HOW TO COMPLETE THIS TASK:
Where does the string "icon" occur in the entries below? Copy every line where it does.

[[ EXTRACTED ENTRIES, beginning ]]

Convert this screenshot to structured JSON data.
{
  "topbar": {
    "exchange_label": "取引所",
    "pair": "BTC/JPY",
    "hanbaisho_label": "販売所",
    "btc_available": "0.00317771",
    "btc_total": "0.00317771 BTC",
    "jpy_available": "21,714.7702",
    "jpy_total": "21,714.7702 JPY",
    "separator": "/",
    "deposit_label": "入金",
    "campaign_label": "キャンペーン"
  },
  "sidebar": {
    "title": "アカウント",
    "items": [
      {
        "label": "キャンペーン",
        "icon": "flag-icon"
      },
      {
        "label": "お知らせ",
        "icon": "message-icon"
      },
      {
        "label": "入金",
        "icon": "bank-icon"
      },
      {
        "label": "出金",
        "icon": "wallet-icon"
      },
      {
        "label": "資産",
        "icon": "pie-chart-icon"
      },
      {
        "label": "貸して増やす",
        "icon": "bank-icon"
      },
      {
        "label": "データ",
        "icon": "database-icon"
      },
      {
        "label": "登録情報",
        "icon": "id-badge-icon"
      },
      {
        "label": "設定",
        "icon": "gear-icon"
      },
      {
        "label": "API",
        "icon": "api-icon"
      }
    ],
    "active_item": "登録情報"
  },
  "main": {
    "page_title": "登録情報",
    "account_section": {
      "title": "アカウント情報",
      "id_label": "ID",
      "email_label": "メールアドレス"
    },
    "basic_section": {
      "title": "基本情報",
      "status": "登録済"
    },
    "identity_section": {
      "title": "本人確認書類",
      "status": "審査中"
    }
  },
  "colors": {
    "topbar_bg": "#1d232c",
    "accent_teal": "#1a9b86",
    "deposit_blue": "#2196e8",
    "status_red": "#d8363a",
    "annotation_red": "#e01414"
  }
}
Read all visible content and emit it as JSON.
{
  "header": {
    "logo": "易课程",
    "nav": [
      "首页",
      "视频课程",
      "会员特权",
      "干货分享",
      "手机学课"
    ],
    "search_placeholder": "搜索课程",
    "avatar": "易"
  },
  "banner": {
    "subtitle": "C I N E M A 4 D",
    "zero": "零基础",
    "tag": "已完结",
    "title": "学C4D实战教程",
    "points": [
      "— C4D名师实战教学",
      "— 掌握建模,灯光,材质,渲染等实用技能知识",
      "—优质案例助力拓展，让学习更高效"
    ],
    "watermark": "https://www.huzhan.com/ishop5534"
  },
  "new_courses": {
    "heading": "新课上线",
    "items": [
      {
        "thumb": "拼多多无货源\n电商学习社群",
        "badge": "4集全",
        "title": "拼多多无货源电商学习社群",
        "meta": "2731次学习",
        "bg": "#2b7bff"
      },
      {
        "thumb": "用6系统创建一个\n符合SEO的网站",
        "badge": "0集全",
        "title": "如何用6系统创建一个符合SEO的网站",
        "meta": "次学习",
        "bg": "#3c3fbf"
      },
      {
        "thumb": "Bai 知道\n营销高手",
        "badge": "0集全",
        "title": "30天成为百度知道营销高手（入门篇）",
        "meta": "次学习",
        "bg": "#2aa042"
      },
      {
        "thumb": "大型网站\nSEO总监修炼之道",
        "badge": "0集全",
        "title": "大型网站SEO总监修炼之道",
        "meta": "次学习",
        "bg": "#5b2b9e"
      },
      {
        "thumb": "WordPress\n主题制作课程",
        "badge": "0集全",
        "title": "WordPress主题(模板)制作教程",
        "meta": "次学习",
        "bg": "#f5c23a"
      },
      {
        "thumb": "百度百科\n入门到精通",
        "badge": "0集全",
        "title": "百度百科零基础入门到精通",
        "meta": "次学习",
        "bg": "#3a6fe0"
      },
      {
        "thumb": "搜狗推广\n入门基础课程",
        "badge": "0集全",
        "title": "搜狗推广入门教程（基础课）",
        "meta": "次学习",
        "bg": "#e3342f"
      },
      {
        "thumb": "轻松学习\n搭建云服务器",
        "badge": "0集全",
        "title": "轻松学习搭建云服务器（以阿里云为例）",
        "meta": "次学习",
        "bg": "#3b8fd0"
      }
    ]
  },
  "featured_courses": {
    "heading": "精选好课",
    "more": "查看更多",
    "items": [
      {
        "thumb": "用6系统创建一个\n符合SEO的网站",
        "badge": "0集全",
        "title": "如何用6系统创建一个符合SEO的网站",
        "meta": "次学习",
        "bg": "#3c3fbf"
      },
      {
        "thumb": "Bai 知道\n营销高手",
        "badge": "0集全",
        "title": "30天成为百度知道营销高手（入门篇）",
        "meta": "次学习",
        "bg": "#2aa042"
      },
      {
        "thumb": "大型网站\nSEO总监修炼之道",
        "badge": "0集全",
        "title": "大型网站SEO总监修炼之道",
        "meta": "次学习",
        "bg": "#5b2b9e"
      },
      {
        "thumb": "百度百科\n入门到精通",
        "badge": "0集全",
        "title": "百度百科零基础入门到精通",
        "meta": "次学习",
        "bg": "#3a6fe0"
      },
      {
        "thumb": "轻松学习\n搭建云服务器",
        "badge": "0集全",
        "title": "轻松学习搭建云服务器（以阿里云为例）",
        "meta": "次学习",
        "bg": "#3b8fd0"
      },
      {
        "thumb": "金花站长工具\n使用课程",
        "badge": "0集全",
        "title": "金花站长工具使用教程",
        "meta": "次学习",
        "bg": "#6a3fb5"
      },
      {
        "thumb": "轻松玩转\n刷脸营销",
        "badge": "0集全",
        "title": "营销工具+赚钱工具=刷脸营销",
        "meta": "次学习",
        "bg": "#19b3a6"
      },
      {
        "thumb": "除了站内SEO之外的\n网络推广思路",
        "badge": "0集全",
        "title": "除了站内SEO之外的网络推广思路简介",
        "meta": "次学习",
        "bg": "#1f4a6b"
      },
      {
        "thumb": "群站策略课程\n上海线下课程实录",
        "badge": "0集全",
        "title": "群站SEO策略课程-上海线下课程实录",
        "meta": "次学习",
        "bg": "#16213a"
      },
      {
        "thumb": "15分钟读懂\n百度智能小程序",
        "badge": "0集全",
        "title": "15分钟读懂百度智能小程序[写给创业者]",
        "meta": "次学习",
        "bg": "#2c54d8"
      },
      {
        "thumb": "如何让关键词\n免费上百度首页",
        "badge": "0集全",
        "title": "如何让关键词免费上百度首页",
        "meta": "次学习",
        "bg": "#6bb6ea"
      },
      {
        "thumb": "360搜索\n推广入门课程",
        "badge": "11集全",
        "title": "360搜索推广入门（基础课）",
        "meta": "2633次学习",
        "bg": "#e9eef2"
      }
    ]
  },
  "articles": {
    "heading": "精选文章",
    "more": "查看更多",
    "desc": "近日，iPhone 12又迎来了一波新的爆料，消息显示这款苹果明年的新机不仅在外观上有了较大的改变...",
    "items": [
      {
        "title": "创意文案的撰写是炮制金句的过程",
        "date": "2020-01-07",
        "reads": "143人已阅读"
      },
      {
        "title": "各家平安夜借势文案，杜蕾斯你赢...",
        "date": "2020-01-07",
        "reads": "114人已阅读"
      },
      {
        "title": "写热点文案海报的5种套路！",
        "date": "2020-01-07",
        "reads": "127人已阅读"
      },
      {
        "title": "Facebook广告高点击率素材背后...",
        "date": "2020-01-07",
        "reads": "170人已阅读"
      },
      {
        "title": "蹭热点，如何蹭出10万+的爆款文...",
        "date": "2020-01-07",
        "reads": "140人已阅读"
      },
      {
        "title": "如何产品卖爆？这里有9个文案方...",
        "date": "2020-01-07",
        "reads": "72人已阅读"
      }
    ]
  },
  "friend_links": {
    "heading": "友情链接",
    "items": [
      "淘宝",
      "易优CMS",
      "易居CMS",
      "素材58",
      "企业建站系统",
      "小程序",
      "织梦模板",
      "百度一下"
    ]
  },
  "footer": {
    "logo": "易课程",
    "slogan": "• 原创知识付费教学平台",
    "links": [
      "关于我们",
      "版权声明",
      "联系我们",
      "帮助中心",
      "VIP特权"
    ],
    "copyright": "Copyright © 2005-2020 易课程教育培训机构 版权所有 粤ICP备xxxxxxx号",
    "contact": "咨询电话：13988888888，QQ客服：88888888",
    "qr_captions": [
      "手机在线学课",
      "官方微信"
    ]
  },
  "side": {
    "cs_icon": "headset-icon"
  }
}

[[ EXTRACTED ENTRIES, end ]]

WRITTEN ANSWER:
        "icon": "flag-icon"
        "icon": "message-icon"
        "icon": "bank-icon"
        "icon": "wallet-icon"
        "icon": "pie-chart-icon"
        "icon": "bank-icon"
        "icon": "database-icon"
        "icon": "id-badge-icon"
        "icon": "gear-icon"
        "icon": "api-icon"
    "cs_icon": "headset-icon"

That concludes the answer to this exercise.